Now pursuing a career outside of rugby as an investment and wealth manager with Investec, D’Arcy yesterday pledged to put his weight behind Ireland’s bid. The 84-times capped icon hailed the cross-border agreement, on top of the excellent relationship between the rugby authorities and the GAA, to bring the tournament to Ireland.
“The availability of the number of grounds required to launch a serious bid for the World Cup is of huge importance. We have to look at sport nowadays from the holistic side of things and the bigger picture and it’s about participation.
“This [latest cooperation] will be great for GAA and great for rugby. It will be a showcase for the country if we can get the World Cup to Ireland, a showcase in an incredibly huge worldwide market. It’s not so much just about having Croke Park available, but [it is] also about other many regional stadiums and communities that would benefit from an involvement in a Rugby World Cup; there will be money pumped into making those stadiums better, it is a very virtuous situation, a win-win situation really.”
France and South Africa are also bidding to host the tournament, but D’Arcy believes Ireland has every right to be in the mix.
“Without taking anything for granted, I think Ireland can get it and that Ireland deserves to get it as much as New Zealand deserved to get it last time around. We’re a small country, but we have demonstrated that we can host it; there’s nothing there that can’t be overcome. You’re looking at a tourism-friendly country, for starters, and I believe the Irish public will get fully behind it.
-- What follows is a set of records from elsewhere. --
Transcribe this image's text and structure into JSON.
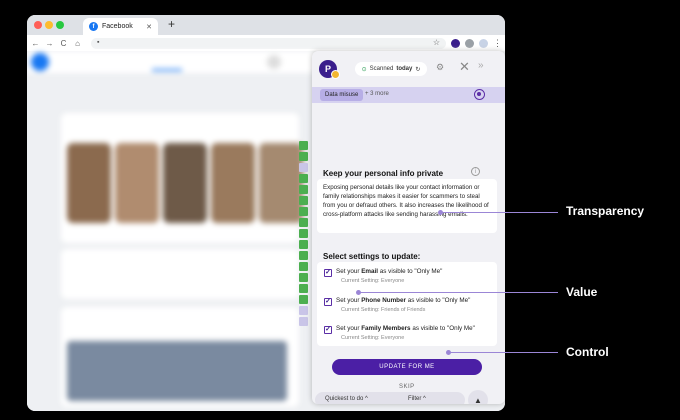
{
  "browser": {
    "tab_title": "Facebook",
    "tab_favicon_letter": "f",
    "new_tab": "+",
    "nav": {
      "back": "←",
      "forward": "→",
      "reload": "C",
      "home": "⌂"
    },
    "menu": "⋮"
  },
  "panel": {
    "logo_text": "P",
    "scan_status": {
      "prefix": "Scanned",
      "emph": "today"
    },
    "close": "✕",
    "collapse": "»",
    "filter_chip": "Data misuse",
    "filter_more": "+ 3 more",
    "heading": "Keep your personal info private",
    "info_icon": "i",
    "description": "Exposing personal details like your contact information or family relationships makes it easier for scammers to steal from you or defraud others. It also increases the likelihood of cross-platform attacks like sending harassing emails.",
    "settings_title": "Select settings to update:",
    "settings": [
      {
        "pre": "Set your",
        "field": "Email",
        "post": "as visible to \"Only Me\"",
        "current": "Current Setting: Everyone",
        "checked": true
      },
      {
        "pre": "Set your",
        "field": "Phone Number",
        "post": "as visible to \"Only Me\"",
        "current": "Current Setting: Friends of Friends",
        "checked": true
      },
      {
        "pre": "Set your",
        "field": "Family Members",
        "post": "as visible to \"Only Me\"",
        "current": "Current Setting: Everyone",
        "checked": true
      }
    ],
    "update_button": "UPDATE FOR ME",
    "skip": "SKIP",
    "sort": "Quickest to do ^",
    "filter": "Filter ^",
    "up": "▲"
  },
  "annotations": {
    "transparency": "Transparency",
    "value": "Value",
    "control": "Control"
  },
  "colors": {
    "accent": "#4b1fa5",
    "annotation": "#9b86d6"
  }
}
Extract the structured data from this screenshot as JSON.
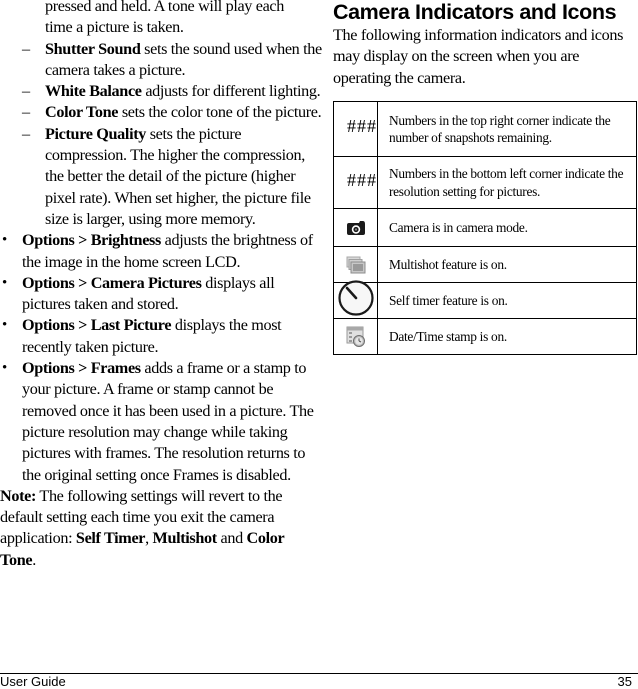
{
  "left_column": {
    "continuation": [
      "pressed and held. A tone will play each",
      "time a picture is taken."
    ],
    "sub_items": [
      {
        "bold": "Shutter Sound",
        "text": " sets the sound used when the camera takes a picture."
      },
      {
        "bold": "White Balance",
        "text": " adjusts for different lighting."
      },
      {
        "bold": "Color Tone",
        "text": " sets the color tone of the picture."
      },
      {
        "bold": "Picture Quality",
        "text": " sets the picture compression. The higher the compression, the better the detail of the picture (higher pixel rate). When set higher, the picture file size is larger, using more memory."
      }
    ],
    "bullets": [
      {
        "bold": "Options > Brightness",
        "text": " adjusts the brightness of the image in the home screen LCD."
      },
      {
        "bold": "Options > Camera Pictures",
        "text": " displays all pictures taken and stored."
      },
      {
        "bold": "Options > Last Picture",
        "text": " displays the most recently taken picture."
      },
      {
        "bold": "Options > Frames",
        "text": " adds a frame or a stamp to your picture. A frame or stamp cannot be removed once it has been used in a picture. The picture resolution may change while taking pictures with frames. The resolution returns to the original setting once Frames is disabled."
      }
    ],
    "note": {
      "label": "Note:",
      "text1": " The following settings will revert to the default setting each time you exit the camera application: ",
      "item1": "Self Timer",
      "sep1": ", ",
      "item2": "Multishot",
      "sep2": " and ",
      "item3": "Color Tone",
      "end": "."
    },
    "dash_mark": "–",
    "bullet_mark": "•"
  },
  "right_column": {
    "title": "Camera Indicators and Icons",
    "intro": "The following information indicators and icons may display on the screen when you are operating the camera.",
    "table": [
      {
        "icon": "###",
        "icon_name": "snapshots-remaining-indicator",
        "text": "Numbers in the top right corner indicate the number of snapshots remaining."
      },
      {
        "icon": "###",
        "icon_name": "resolution-indicator",
        "text": "Numbers in the bottom left corner indicate the resolution setting for pictures."
      },
      {
        "icon": "camera-icon",
        "icon_name": "camera-icon",
        "text": "Camera is in camera mode."
      },
      {
        "icon": "multishot-icon",
        "icon_name": "multishot-icon",
        "text": "Multishot feature is on."
      },
      {
        "icon": "self-timer-icon",
        "icon_name": "self-timer-icon",
        "text": "Self timer feature is on."
      },
      {
        "icon": "date-time-stamp-icon",
        "icon_name": "date-time-stamp-icon",
        "text": "Date/Time stamp is on."
      }
    ]
  },
  "footer": {
    "left": "User Guide",
    "page_number": "35"
  }
}
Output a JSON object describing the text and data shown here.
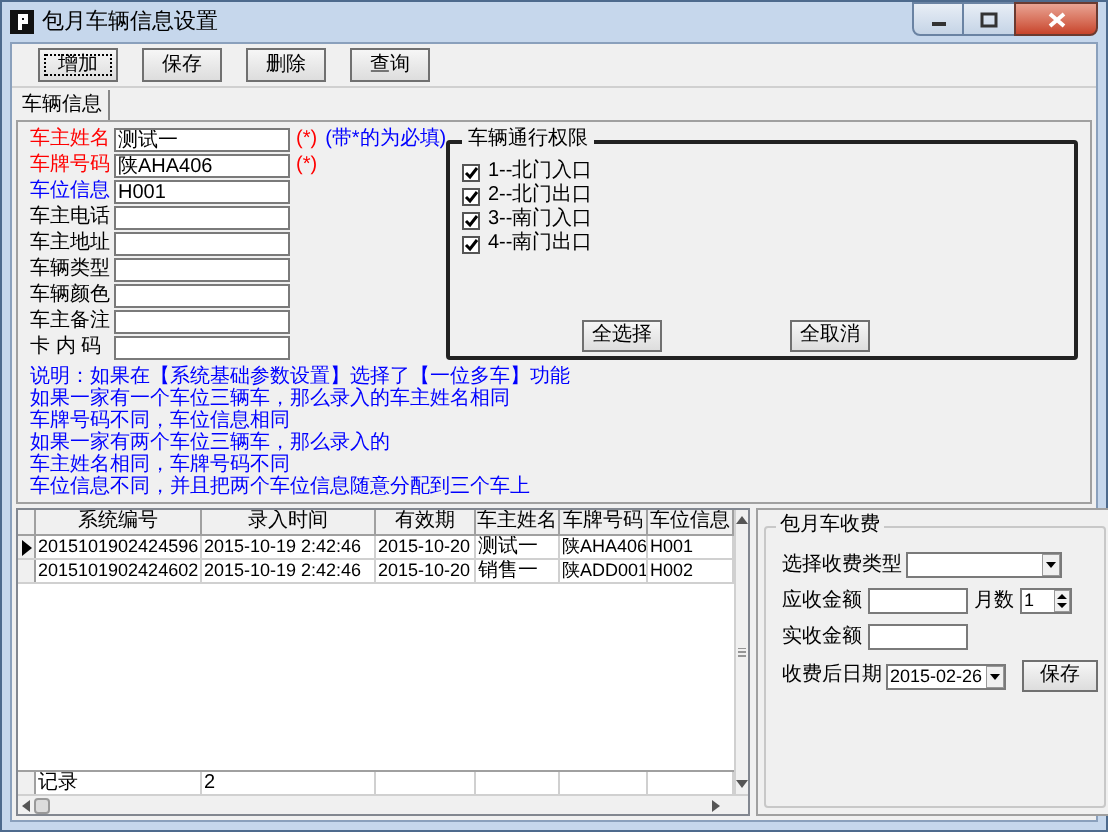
{
  "window": {
    "title": "包月车辆信息设置"
  },
  "toolbar": [
    {
      "label": "增加",
      "focused": true
    },
    {
      "label": "保存",
      "focused": false
    },
    {
      "label": "删除",
      "focused": false
    },
    {
      "label": "查询",
      "focused": false
    }
  ],
  "tabs": [
    {
      "label": "车辆信息",
      "selected": true
    }
  ],
  "form": {
    "fields": [
      {
        "label": "车主姓名",
        "color": "#ff0000",
        "value": "测试一",
        "mark": "(*)",
        "note": "(带*的为必填)"
      },
      {
        "label": "车牌号码",
        "color": "#ff0000",
        "value": "陕AHA406",
        "mark": "(*)"
      },
      {
        "label": "车位信息",
        "color": "#0000ff",
        "value": "H001"
      },
      {
        "label": "车主电话",
        "color": "#000000"
      },
      {
        "label": "车主地址",
        "color": "#000000"
      },
      {
        "label": "车辆类型",
        "color": "#000000"
      },
      {
        "label": "车辆颜色",
        "color": "#000000"
      },
      {
        "label": "车主备注",
        "color": "#000000"
      },
      {
        "label": "卡 内 码",
        "color": "#000000"
      }
    ],
    "help_text": [
      "说明：如果在【系统基础参数设置】选择了【一位多车】功能",
      "如果一家有一个车位三辆车，那么录入的车主姓名相同",
      "车牌号码不同，车位信息相同",
      "如果一家有两个车位三辆车，那么录入的",
      "车主姓名相同，车牌号码不同",
      "车位信息不同，并且把两个车位信息随意分配到三个车上"
    ]
  },
  "permissions": {
    "title": "车辆通行权限",
    "items": [
      {
        "label": "1--北门入口",
        "checked": true
      },
      {
        "label": "2--北门出口",
        "checked": true
      },
      {
        "label": "3--南门入口",
        "checked": true
      },
      {
        "label": "4--南门出口",
        "checked": true
      }
    ],
    "buttons": [
      "全选择",
      "全取消"
    ]
  },
  "grid": {
    "columns": [
      "系统编号",
      "录入时间",
      "有效期",
      "车主姓名",
      "车牌号码",
      "车位信息"
    ],
    "rows": [
      {
        "selected": true,
        "cells": [
          "2015101902424596",
          "2015-10-19 2:42:46",
          "2015-10-20",
          "测试一",
          "陕AHA406",
          "H001"
        ]
      },
      {
        "selected": false,
        "cells": [
          "2015101902424602",
          "2015-10-19 2:42:46",
          "2015-10-20",
          "销售一",
          "陕ADD001",
          "H002"
        ]
      }
    ],
    "footer": [
      "记录",
      "2"
    ]
  },
  "fee": {
    "title": "包月车收费",
    "type_label": "选择收费类型",
    "due_label": "应收金额",
    "months_label": "月数",
    "months_value": "1",
    "paid_label": "实收金额",
    "date_label": "收费后日期",
    "date_value": "2015-02-26",
    "save_button": "保存"
  }
}
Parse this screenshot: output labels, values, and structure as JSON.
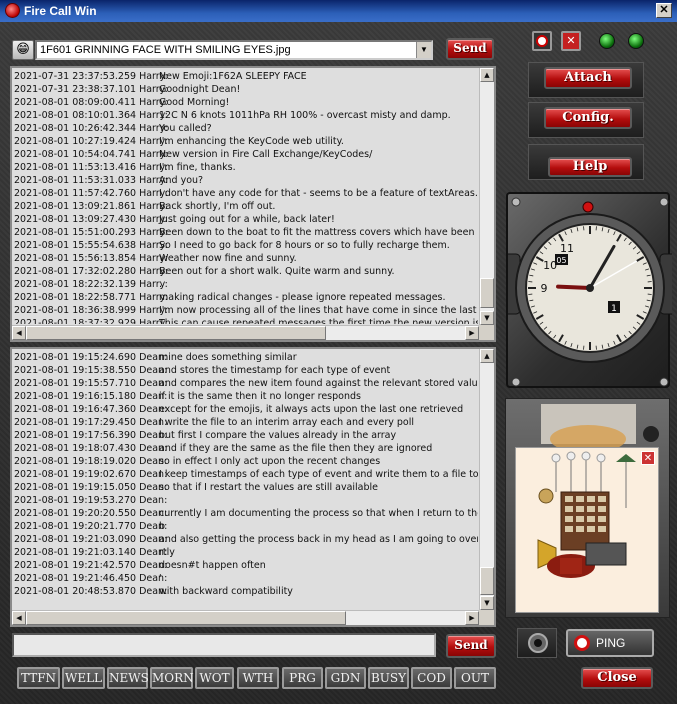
{
  "window": {
    "title": "Fire Call Win",
    "close_glyph": "✕"
  },
  "emoji": {
    "icon": "😁",
    "selected": "1F601 GRINNING FACE WITH SMILING EYES.jpg",
    "send_label": "Send"
  },
  "top_log": {
    "rows": [
      {
        "ts": "2021-07-31 23:37:53.259 Harry:",
        "msg": "New Emoji:1F62A SLEEPY FACE"
      },
      {
        "ts": "2021-07-31 23:38:37.101 Harry:",
        "msg": "Goodnight Dean!"
      },
      {
        "ts": "2021-08-01 08:09:00.411 Harry:",
        "msg": "Good Morning!"
      },
      {
        "ts": "2021-08-01 08:10:01.364 Harry:",
        "msg": "12C N 6 knots 1011hPa RH 100% - overcast misty and damp."
      },
      {
        "ts": "2021-08-01 10:26:42.344 Harry:",
        "msg": "You called?"
      },
      {
        "ts": "2021-08-01 10:27:19.424 Harry:",
        "msg": "I'm enhancing the KeyCode web utility."
      },
      {
        "ts": "2021-08-01 10:54:04.741 Harry:",
        "msg": "New version in Fire Call Exchange/KeyCodes/"
      },
      {
        "ts": "2021-08-01 11:53:13.416 Harry:",
        "msg": "I'm fine, thanks."
      },
      {
        "ts": "2021-08-01 11:53:31.033 Harry:",
        "msg": "And you?"
      },
      {
        "ts": "2021-08-01 11:57:42.760 Harry:",
        "msg": "I don't have any code for that - seems to be a feature of textAreas."
      },
      {
        "ts": "2021-08-01 13:09:21.861 Harry:",
        "msg": "Back shortly,  I'm off out."
      },
      {
        "ts": "2021-08-01 13:09:27.430 Harry:",
        "msg": "Just going out for a while,  back later!"
      },
      {
        "ts": "2021-08-01 15:51:00.293 Harry:",
        "msg": "Been down to the boat to fit the mattress covers which have been dr"
      },
      {
        "ts": "2021-08-01 15:55:54.638 Harry:",
        "msg": "So I need to go back for 8 hours or so to fully recharge them."
      },
      {
        "ts": "2021-08-01 15:56:13.854 Harry:",
        "msg": "Weather now fine and sunny."
      },
      {
        "ts": "2021-08-01 17:32:02.280 Harry:",
        "msg": "Been out for a short walk. Quite warm and sunny."
      },
      {
        "ts": "2021-08-01 18:22:32.139 Harry:",
        "msg": "."
      },
      {
        "ts": "2021-08-01 18:22:58.771 Harry:",
        "msg": "making radical changes - please ignore repeated messages."
      },
      {
        "ts": "2021-08-01 18:36:38.999 Harry:",
        "msg": "I'm now processing all of the lines that have come in since the last ch"
      },
      {
        "ts": "2021-08-01 18:37:32.929 Harry:",
        "msg": "This can cause repeated messages the first time the new version is sta"
      }
    ]
  },
  "bottom_log": {
    "rows": [
      {
        "ts": "2021-08-01 19:15:24.690 Dean:",
        "msg": "mine does something similar"
      },
      {
        "ts": "2021-08-01 19:15:38.550 Dean:",
        "msg": "and stores the timestamp for each type of event"
      },
      {
        "ts": "2021-08-01 19:15:57.710 Dean:",
        "msg": "and compares the new item found against the relevant stored value"
      },
      {
        "ts": "2021-08-01 19:16:15.180 Dean:",
        "msg": "if it is the same then it no longer responds"
      },
      {
        "ts": "2021-08-01 19:16:47.360 Dean:",
        "msg": "except for the emojis, it always acts upon the last one retrieved"
      },
      {
        "ts": "2021-08-01 19:17:29.450 Dean:",
        "msg": "I write the file to an interim array each and every poll"
      },
      {
        "ts": "2021-08-01 19:17:56.390 Dean:",
        "msg": "but first I compare the values already in the array"
      },
      {
        "ts": "2021-08-01 19:18:07.430 Dean:",
        "msg": "and if they are the same as the file then they are ignored"
      },
      {
        "ts": "2021-08-01 19:18:19.020 Dean:",
        "msg": "so in effect I only act upon the recent changes"
      },
      {
        "ts": "2021-08-01 19:19:02.670 Dean:",
        "msg": "I keep timestamps of each type of event and write them to a file too"
      },
      {
        "ts": "2021-08-01 19:19:15.050 Dean:",
        "msg": "so that if I restart the values are still available"
      },
      {
        "ts": "2021-08-01 19:19:53.270 Dean:",
        "msg": ""
      },
      {
        "ts": "2021-08-01 19:20:20.550 Dean:",
        "msg": "currently I am documenting the process so that when I return to the"
      },
      {
        "ts": "2021-08-01 19:20:21.770 Dean:",
        "msg": "b"
      },
      {
        "ts": "2021-08-01 19:21:03.090 Dean:",
        "msg": "and also getting the process back in my head as I am going to overhau"
      },
      {
        "ts": "2021-08-01 19:21:03.140 Dean:",
        "msg": "rtly"
      },
      {
        "ts": "2021-08-01 19:21:42.570 Dean:",
        "msg": "doesn#t happen often"
      },
      {
        "ts": "2021-08-01 19:21:46.450 Dean:",
        "msg": "'"
      },
      {
        "ts": "2021-08-01 20:48:53.870 Dean:",
        "msg": "with backward compatibility"
      }
    ]
  },
  "compose": {
    "value": "",
    "send_label": "Send"
  },
  "quick_buttons": [
    "TTFN",
    "WELL",
    "NEWS",
    "MORN",
    "WOT",
    "WTH",
    "PRG",
    "GDN",
    "BUSY",
    "COD",
    "OUT"
  ],
  "side": {
    "attach_label": "Attach",
    "config_label": "Config.",
    "help_label": "Help",
    "ping_label": "PING",
    "close_label": "Close"
  },
  "clock": {
    "minute_label": "05",
    "day": "1",
    "hours": 9,
    "minutes": 5,
    "seconds": 10
  },
  "icons": {
    "emoji_picker": "grinning-face-icon",
    "record": "record-icon",
    "stop": "stop-x-icon",
    "status_leds": "green-led-icon"
  },
  "colors": {
    "accent_red": "#b40d0d",
    "led_green": "#1aa31a",
    "log_bg": "#dedede"
  }
}
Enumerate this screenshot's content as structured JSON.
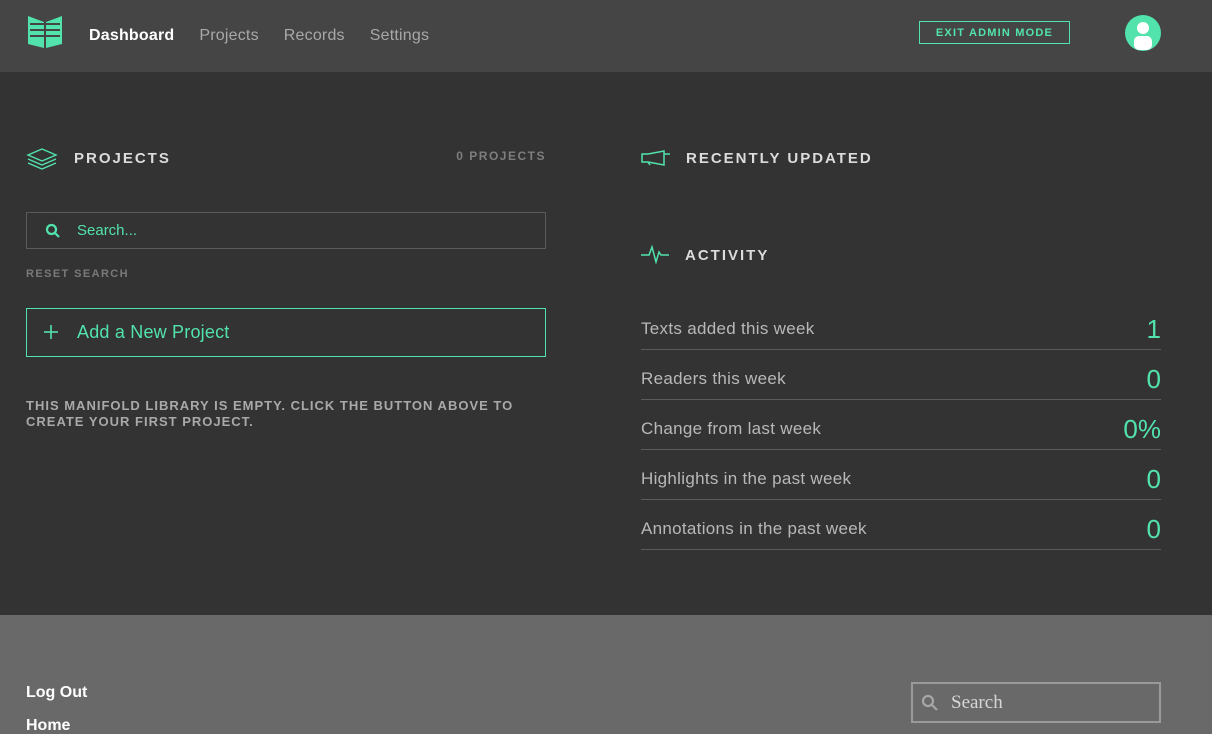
{
  "colors": {
    "accent": "#52e3ac",
    "header_bg": "#454545",
    "body_bg": "#333333",
    "footer_bg": "#696969"
  },
  "header": {
    "logo_icon": "manifold-logo-icon",
    "nav": [
      {
        "label": "Dashboard",
        "active": true
      },
      {
        "label": "Projects",
        "active": false
      },
      {
        "label": "Records",
        "active": false
      },
      {
        "label": "Settings",
        "active": false
      }
    ],
    "exit_admin_label": "EXIT ADMIN MODE",
    "avatar_icon": "user-avatar-icon"
  },
  "projects": {
    "title": "PROJECTS",
    "icon": "layers-icon",
    "count_label": "0 PROJECTS",
    "search_placeholder": "Search...",
    "search_icon": "search-icon",
    "reset_label": "RESET SEARCH",
    "add_label": "Add a New Project",
    "add_icon": "plus-icon",
    "empty_message": "THIS MANIFOLD LIBRARY IS EMPTY. CLICK THE BUTTON ABOVE TO CREATE YOUR FIRST PROJECT."
  },
  "recently_updated": {
    "title": "RECENTLY UPDATED",
    "icon": "megaphone-icon"
  },
  "activity": {
    "title": "ACTIVITY",
    "icon": "pulse-icon",
    "rows": [
      {
        "label": "Texts added this week",
        "value": "1"
      },
      {
        "label": "Readers this week",
        "value": "0"
      },
      {
        "label": "Change from last week",
        "value": "0%"
      },
      {
        "label": "Highlights in the past week",
        "value": "0"
      },
      {
        "label": "Annotations in the past week",
        "value": "0"
      }
    ]
  },
  "footer": {
    "links": [
      "Log Out",
      "Home"
    ],
    "search_placeholder": "Search",
    "search_icon": "search-icon"
  }
}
“I believe, for instance, that if you have a game between the likes of [less heralded rugby nations, such as] Fiji and Romania, there will be a full stadium, because towns will get behind it. We will put on an Irish World Cup to make everyone proud.” D’Arcy was at Cork’s Clayton Hotel for a breakfast meeting yesterday with business leaders. He was in the company of fellow sportsman David Whelan, an Irish champion Brazilian jiu jitsu fighter. Both work in the corporate world — Phelan works as a practice leader with Accreate — and are hoping to bring their expertise into the next phase of their careers.
“Many of the traits needed to succeed in sports are similar to those needed to succeed in business, as well. That includes goal-setting, confidence, discipline, and leadership skills,” said Niamh Cornally of event organisers Morgan McKinley.
“Success in sports comes as a result of very careful planning, and setting and reaching many small goals along the way. It also means having strong self-belief and confidence, because, while reaching the top can be hard, staying there can even more difficult.”
Meanwhile, Connacht’s Ben Marshall has been forced to retire from professional rugby following a concussion injury.
The 26-year-old second-row/back-row forward, who joined Connacht Rugby at the start of the 2015/16 season, said: “Unfortunately, my time as a player has come to an end earlier than I would have wished. It has been a difficult time not being able to play since the injury, but having had some time away from the game, I can appreciate how fortunate I’ve also been in my career, so, I would also like to take this opportunity to thank the Connacht head physio Garrett Coughlan and the medical team who have given me wonderful care and support over the past eleven months. I am looking forward to continuing in my financial studies and the new career path that is ahead of me, but I will always be appreciative of the lessons that Willie [Ruane] and Pat [Lam] taught me during my time at Connacht Rugby.”